meaning "overlapping authorities, divided sovereignty, multiple identities and governing institutions, and fuzzy borders".


See also

*
Citizenship Citizenship is a relationship between an individual and a state to which the individual owes allegiance and in turn is entitled to its protection. Each state determines the conditions under which it will recognize persons as its citizens, and t ...
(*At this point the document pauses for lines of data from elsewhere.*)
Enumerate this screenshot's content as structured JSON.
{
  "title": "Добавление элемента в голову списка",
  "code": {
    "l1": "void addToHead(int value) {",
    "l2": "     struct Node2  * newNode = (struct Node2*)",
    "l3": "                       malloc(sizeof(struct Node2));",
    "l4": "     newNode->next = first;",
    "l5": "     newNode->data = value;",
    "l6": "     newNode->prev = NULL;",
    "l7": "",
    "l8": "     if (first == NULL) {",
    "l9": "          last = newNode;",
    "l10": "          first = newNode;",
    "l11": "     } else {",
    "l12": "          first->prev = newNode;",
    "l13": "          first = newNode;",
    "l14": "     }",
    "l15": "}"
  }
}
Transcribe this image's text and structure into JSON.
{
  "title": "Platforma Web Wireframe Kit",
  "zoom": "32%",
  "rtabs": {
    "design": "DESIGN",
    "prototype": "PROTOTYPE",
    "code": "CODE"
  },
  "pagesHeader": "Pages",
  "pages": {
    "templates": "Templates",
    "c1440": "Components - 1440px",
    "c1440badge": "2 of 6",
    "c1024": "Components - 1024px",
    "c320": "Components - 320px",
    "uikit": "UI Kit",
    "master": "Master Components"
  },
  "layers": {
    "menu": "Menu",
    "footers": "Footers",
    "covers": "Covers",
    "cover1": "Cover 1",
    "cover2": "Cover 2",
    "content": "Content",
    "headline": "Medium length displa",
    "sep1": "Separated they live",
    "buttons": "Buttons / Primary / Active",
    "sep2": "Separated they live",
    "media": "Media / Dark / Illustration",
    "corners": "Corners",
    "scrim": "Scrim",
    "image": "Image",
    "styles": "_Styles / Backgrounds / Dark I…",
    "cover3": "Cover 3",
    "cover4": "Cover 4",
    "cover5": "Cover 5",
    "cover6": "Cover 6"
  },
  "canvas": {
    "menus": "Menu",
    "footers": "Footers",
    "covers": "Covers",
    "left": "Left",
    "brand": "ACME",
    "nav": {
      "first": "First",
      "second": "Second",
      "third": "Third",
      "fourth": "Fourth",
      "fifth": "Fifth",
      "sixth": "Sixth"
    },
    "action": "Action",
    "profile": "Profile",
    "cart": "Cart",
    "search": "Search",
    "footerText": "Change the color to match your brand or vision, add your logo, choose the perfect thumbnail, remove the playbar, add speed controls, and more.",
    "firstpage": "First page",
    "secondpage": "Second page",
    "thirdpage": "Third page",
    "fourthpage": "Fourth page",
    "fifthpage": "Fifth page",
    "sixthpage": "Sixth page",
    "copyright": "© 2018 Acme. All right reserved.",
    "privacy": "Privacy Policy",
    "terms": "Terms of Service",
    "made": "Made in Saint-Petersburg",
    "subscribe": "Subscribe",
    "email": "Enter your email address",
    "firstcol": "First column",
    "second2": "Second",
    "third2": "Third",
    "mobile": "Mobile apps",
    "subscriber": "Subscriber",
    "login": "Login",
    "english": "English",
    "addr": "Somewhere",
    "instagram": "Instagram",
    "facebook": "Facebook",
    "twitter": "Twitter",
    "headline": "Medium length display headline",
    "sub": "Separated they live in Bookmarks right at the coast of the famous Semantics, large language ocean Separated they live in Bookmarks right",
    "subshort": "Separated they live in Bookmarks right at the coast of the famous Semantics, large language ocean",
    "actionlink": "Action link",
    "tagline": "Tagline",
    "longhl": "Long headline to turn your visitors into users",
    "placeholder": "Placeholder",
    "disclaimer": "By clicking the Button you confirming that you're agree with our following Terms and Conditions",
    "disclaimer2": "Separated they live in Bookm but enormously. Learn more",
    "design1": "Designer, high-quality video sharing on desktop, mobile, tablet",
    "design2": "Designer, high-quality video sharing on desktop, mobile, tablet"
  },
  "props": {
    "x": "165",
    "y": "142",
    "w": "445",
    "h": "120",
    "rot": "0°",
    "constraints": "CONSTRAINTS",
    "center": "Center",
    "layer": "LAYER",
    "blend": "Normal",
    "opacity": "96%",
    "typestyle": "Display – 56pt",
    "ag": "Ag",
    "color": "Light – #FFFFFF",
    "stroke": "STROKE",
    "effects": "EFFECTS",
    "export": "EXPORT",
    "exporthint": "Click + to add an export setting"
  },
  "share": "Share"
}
Citizenship
*
City network City networks are a geographical concept studying connections between cities A city is a large human settlement In geography, statistics and archaeology, a settlement, locality or populated place is a community in which people live. The c ...
*
Country A country is a distinct territorial body or political entity A polity is an identifiable political entity—any group of people who have a collective identity, who are organized by some form of Institutionalisation, institutionalized social ...

Country
*
Government A government is the system or group of people governing an organized community, generally a state State may refer to: Arts, entertainment, and media Literature * ''State Magazine'', a monthly magazine published by the U.S. Departmen ...

Government
*
Identity (social science) Identity is the qualities, beliefs, personality, looks and/or expressions that make a person (self-identity One's self-concept (also called self-construction, self-identity, self-perspective or self-structure) is a collection of belief ...
* ''
Imagined Communities ''Imagined Communities: Reflections on the Origin and Spread of Nationalism'' is a book by Benedict Anderson. It introduces a popular concept in political sciences and sociology, that of imagined communities named after it. It was first published ...
'' *
Invented tradition "Ancient" Scottish clan tartans are an example of an invented tradition created in the 19th century. Invented traditions are cultural practices which are perceived as traditional, arising from the people, and of immemorial antiquity, but which in ...
* Lists of people by nationality *
Meta-ethnicity Meta-ethnicity is a relatively recent term (or neologism A neologism (; from Greek νέο- ''néo-'', "new" and λόγος ''lógos'', "speech, utterance") is a relatively recent or isolated term, word, or phrase that may be in the process of ent ...
*
Multinational state A multinational state or a multinational union is a sovereign entity Sovereignty is the supreme authority within a territory. Sovereignty entails hierarchy within the state, as well as external autonomy for states. In any state, sovereignty ...
*
National emblem The national emblem means "national crest / shield emblem or logo design", which represents the image and dignity of the country's political power and people. It is one of the symbols of a country's political power.The national emblem is an embl ...
* National god * National memory * Nationalism * Nationality * People * Polity * Qaum * Race (human categorization) * Separatism * Irredentism * Society * Sovereign state * Stateless nation * Tribe * Republic * Republicanism


References


Sources

* * * * * * * *Mylonas, Harris; Tudor, Maya (11 May 2021).
Nationalism: What We Know and What We Still Need to Know
. ''Annual Review of Political Science''. 24 (1): 109–132.


Further reading

* Pierre Manent, Manent, Pierre (2007)
"What is a Nation?"
''The Intercollegiate Review'', Vol. XLII, No. 2, pp. 23–31. * Ernest Renan, Renan, Ernest (1896)
"What is a Nation?"
In: ''The Poetry of the Celtic Races, and Other Essays''. London: The Walter Scott Publishing Co., pp. 61–83. * * * * * * {{Authority control Ethnicity Nation, * Political geography Political science terminology Types of communities